Why it's dangerous: If you've got the type of HPV linked to cervical cancer, there's little to no risk of it passing to the baby, Dr. Duff reassures. If you have genital warts, they may grow faster in pregnancy, probably due to a slight depression in your immune system, Dr. Greene says. But the risk to your baby is small, and you can usually deliver vaginally.
Should you be tested? No, but if you've ever developed warts or had an abnormal Pap, tell your doctor so she can monitor you more closely during pregnancy, Dr. Duff advises.

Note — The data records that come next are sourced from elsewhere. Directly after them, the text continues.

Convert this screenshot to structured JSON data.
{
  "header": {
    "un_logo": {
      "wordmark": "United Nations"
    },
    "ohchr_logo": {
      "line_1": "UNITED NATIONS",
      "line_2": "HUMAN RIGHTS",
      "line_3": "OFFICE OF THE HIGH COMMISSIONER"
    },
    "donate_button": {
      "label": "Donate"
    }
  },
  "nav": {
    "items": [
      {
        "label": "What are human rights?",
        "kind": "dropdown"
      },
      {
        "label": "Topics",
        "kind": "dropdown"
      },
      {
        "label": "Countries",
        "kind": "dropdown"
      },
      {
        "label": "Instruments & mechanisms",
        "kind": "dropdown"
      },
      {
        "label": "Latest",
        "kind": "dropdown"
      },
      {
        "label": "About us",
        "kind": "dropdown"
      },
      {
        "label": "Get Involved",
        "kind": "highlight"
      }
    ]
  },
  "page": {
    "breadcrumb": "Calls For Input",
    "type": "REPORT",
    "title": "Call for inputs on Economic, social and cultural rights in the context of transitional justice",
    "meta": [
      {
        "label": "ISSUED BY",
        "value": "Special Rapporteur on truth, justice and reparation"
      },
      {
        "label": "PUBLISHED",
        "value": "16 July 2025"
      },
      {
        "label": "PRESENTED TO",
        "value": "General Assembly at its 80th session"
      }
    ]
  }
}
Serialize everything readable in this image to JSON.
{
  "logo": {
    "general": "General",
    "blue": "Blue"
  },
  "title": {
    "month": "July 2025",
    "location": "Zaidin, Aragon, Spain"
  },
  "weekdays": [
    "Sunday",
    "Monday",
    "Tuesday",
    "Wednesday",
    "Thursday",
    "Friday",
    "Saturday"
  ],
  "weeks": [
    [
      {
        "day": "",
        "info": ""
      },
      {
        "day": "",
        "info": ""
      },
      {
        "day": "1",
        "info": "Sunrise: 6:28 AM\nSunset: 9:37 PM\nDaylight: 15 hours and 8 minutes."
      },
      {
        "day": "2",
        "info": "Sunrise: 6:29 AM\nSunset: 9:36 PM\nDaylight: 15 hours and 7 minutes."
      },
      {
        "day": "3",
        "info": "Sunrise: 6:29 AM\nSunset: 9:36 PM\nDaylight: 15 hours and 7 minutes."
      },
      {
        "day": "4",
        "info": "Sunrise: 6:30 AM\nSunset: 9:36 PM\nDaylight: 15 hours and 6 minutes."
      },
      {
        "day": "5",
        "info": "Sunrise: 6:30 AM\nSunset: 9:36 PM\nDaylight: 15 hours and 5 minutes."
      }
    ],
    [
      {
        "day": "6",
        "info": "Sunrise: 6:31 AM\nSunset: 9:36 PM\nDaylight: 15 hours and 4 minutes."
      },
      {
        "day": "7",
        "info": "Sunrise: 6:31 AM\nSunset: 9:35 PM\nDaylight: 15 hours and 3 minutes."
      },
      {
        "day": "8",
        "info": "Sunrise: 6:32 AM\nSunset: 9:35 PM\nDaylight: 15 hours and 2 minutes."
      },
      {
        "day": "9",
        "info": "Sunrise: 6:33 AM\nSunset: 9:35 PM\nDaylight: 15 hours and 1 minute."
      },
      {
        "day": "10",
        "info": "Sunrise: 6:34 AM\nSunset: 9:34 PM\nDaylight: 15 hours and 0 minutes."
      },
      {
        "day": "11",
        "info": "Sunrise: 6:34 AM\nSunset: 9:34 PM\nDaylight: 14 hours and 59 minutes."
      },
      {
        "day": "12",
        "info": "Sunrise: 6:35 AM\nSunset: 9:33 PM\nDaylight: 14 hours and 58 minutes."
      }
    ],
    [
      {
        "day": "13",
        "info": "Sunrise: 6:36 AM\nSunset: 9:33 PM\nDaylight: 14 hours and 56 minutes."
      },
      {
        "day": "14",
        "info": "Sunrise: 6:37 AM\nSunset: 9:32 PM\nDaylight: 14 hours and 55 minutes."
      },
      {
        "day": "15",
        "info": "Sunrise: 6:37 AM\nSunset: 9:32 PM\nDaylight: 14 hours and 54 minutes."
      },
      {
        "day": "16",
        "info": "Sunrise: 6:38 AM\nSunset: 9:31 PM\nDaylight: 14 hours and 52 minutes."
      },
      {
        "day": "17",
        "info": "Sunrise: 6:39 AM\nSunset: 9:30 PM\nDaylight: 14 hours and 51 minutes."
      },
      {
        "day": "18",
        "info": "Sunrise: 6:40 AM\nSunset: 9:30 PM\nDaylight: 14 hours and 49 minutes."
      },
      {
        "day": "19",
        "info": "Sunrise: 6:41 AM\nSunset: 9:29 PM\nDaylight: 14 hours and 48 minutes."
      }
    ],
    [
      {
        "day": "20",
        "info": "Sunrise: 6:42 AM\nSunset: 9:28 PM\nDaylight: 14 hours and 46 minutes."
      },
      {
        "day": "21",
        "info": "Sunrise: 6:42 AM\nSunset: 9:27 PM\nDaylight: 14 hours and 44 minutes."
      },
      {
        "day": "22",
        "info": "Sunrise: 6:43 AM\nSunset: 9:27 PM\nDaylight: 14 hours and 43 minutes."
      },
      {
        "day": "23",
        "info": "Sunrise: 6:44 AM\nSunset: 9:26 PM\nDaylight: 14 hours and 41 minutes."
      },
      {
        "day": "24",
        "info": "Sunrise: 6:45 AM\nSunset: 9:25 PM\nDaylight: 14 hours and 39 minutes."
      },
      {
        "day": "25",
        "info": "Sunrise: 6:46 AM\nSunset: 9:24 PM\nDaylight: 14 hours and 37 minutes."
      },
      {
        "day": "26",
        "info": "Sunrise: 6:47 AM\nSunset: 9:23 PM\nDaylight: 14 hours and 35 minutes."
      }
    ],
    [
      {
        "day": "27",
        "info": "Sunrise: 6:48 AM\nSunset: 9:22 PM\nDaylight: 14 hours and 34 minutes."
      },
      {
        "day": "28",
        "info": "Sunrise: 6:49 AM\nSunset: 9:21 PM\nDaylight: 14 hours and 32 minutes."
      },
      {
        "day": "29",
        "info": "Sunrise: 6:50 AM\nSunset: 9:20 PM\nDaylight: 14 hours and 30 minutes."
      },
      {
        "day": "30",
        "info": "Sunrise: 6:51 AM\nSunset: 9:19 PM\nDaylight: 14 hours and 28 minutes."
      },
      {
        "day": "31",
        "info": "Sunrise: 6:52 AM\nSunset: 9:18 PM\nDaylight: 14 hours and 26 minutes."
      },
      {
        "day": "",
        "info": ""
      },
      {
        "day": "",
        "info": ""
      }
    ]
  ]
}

Treatment: If you have a history of abnormal Paps, your ob-gyn will most likely monitor you closely with repeat smears every three to six months. If the results are abnormal, she will perform a colposcopy, examining your cervix under a microscope and doing biopsies of any suspicious areas. If you've got precancerous or low-grade cancerous cells, your doctor will probably opt to wait until after you give birth for treatment, instead of just following you carefully with colposcopies, Dr. Wilcox says. If you've got a more developed cancer, you'll need more invasive treatments such as surgery. Chances are, your doctor will wait until after your pregnancy to treat your genital warts -- unless they get really big, in which case she may remove them by laser or surgically. "Oftentimes, the warts, even if they're large, will disappear on their own after a woman gives birth and her immune system returns to normal," Dr. Greene says.